▶ [PROBLEM] Each entry needs to be duplicated exactly.

▶ [DATASET EXTRACT]
-*-
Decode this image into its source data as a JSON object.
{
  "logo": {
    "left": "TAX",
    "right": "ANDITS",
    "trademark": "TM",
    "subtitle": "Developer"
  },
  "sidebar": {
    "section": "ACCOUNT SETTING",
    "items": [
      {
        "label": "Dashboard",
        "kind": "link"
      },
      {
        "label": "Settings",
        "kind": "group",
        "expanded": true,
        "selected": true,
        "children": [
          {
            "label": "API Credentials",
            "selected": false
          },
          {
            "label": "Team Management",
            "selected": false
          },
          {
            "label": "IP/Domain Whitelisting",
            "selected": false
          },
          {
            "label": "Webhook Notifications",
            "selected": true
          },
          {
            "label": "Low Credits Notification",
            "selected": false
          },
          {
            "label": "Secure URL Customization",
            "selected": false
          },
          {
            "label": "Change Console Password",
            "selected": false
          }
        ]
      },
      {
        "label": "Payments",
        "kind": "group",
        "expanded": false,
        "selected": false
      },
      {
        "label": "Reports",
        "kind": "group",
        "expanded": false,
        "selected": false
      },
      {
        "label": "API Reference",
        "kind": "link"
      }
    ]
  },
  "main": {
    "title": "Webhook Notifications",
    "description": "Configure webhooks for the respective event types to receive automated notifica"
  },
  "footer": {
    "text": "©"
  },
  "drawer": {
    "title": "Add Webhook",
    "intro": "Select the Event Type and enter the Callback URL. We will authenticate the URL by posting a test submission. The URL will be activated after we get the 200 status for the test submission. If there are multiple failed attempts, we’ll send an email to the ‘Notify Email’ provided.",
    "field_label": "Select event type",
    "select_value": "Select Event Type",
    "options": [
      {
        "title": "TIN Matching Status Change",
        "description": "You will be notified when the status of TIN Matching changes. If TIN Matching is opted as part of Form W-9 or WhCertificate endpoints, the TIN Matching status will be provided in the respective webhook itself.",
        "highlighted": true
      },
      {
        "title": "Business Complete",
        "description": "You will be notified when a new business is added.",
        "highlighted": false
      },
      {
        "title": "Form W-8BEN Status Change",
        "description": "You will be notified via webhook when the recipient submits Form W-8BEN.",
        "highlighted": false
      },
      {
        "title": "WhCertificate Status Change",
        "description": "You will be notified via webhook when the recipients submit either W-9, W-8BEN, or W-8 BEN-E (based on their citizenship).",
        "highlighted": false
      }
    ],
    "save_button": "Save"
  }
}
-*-
▶ [RESPONSE AREA]
Decode this image into its source data as a JSON object.
{
  "logo": {
    "left": "TAX",
    "right": "ANDITS",
    "trademark": "TM",
    "subtitle": "Developer"
  },
  "sidebar": {
    "section": "ACCOUNT SETTING",
    "items": [
      {
        "label": "Dashboard",
        "kind": "link"
      },
      {
        "label": "Settings",
        "kind": "group",
        "expanded": true,
        "selected": true,
        "children": [
          {
            "label": "API Credentials",
            "selected": false
          },
          {
            "label": "Team Management",
            "selected": false
          },
          {
            "label": "IP/Domain Whitelisting",
            "selected": false
          },
          {
            "label": "Webhook Notifications",
            "selected": true
          },
          {
            "label": "Low Credits Notification",
            "selected": false
          },
          {
            "label": "Secure URL Customization",
            "selected": false
          },
          {
            "label": "Change Console Password",
            "selected": false
          }
        ]
      },
      {
        "label": "Payments",
        "kind": "group",
        "expanded": false,
        "selected": false
      },
      {
        "label": "Reports",
        "kind": "group",
        "expanded": false,
        "selected": false
      },
      {
        "label": "API Reference",
        "kind": "link"
      }
    ]
  },
  "main": {
    "title": "Webhook Notifications",
    "description": "Configure webhooks for the respective event types to receive automated notifica"
  },
  "footer": {
    "text": "©"
  },
  "drawer": {
    "title": "Add Webhook",
    "intro": "Select the Event Type and enter the Callback URL. We will authenticate the URL by posting a test submission. The URL will be activated after we get the 200 status for the test submission. If there are multiple failed attempts, we’ll send an email to the ‘Notify Email’ provided.",
    "field_label": "Select event type",
    "select_value": "Select Event Type",
    "options": [
      {
        "title": "TIN Matching Status Change",
        "description": "You will be notified when the status of TIN Matching changes. If TIN Matching is opted as part of Form W-9 or WhCertificate endpoints, the TIN Matching status will be provided in the respective webhook itself.",
        "highlighted": true
      },
      {
        "title": "Business Complete",
        "description": "You will be notified when a new business is added.",
        "highlighted": false
      },
      {
        "title": "Form W-8BEN Status Change",
        "description": "You will be notified via webhook when the recipient submits Form W-8BEN.",
        "highlighted": false
      },
      {
        "title": "WhCertificate Status Change",
        "description": "You will be notified via webhook when the recipients submit either W-9, W-8BEN, or W-8 BEN-E (based on their citizenship).",
        "highlighted": false
      }
    ],
    "save_button": "Save"
  }
}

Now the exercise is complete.